“But newly developed products are multi-purpose investment vehicles designed for active investors. For instance, there are specialised investment funds for which there are no investment restrictions outside their shariah compliance, except for the principle of diversification. These funds can be used to invest in anything from real estate to fine art, and have become a popular choice for professional Islamic investors.”
Other tailor-made offerings comprise investments in risk capital through a company specially set up for private equity and venture capital investments, as well as investments in microfinance funds, he adds.
The bank has also stepped up its takaful offerings in recent years. Although it is a relatively common Islamic wealth management product, Saadiq became the country’s first Islamic bank to provide an entirely digital onboarding facility for its takaful offerings back in 2017. The multi-award-winning service, which Suhaimi championed prior to his elevation to CEO, is one he is particularly proud of.
“We think we have the best takaful products in Malaysia. And now, clients will be onboarded with the most convenient electronic know-your-customer (eKYC) protocols,” he says.
The bank provides its clients with a host of takaful options from its partner, Prudential BSN Takaful Bhd.
Suhaimi and his team are in the midst of pitching potential sukuk issuances to various corporate clients. “A number of clients have expressed interest in us issuing green sukuk on their behalf. Although these offerings tend to be taken up by institutional investors on the primary sukuk market, certain sukuk offerings can be traded on the secondary market, among retail investors,” he says.
Having pioneered digital onboarding of its takaful clients in 2017, it is perhaps unsurprising that Saadiq has gone to great lengths to reinvent itself as a digitally focused bank. It does not have as many branches as other local big Islamic banks — something that has worked to its advantage as this allows the bank to focus on growing its digital channels, says Suhaimi.

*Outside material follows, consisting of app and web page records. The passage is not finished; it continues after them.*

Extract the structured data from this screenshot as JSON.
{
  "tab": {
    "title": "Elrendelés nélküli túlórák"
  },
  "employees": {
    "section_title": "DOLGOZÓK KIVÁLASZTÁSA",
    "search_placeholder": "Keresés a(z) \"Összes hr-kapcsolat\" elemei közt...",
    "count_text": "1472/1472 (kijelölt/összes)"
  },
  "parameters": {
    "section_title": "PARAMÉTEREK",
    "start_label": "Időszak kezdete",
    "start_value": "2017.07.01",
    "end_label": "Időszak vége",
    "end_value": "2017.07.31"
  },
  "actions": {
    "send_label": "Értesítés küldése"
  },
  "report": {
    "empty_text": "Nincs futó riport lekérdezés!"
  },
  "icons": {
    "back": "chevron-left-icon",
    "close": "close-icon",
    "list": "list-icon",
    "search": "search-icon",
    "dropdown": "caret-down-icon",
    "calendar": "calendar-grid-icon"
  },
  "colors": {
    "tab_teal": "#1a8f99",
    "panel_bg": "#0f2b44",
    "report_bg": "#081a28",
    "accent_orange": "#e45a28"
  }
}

“Because we do not have as many branches, our clients have become more digitally savvy by necessity. As a result, we have been able to conduct a lot of engagement and education with our clients via the Standard Chartered Mobile (SC Mobile) app,” he points out.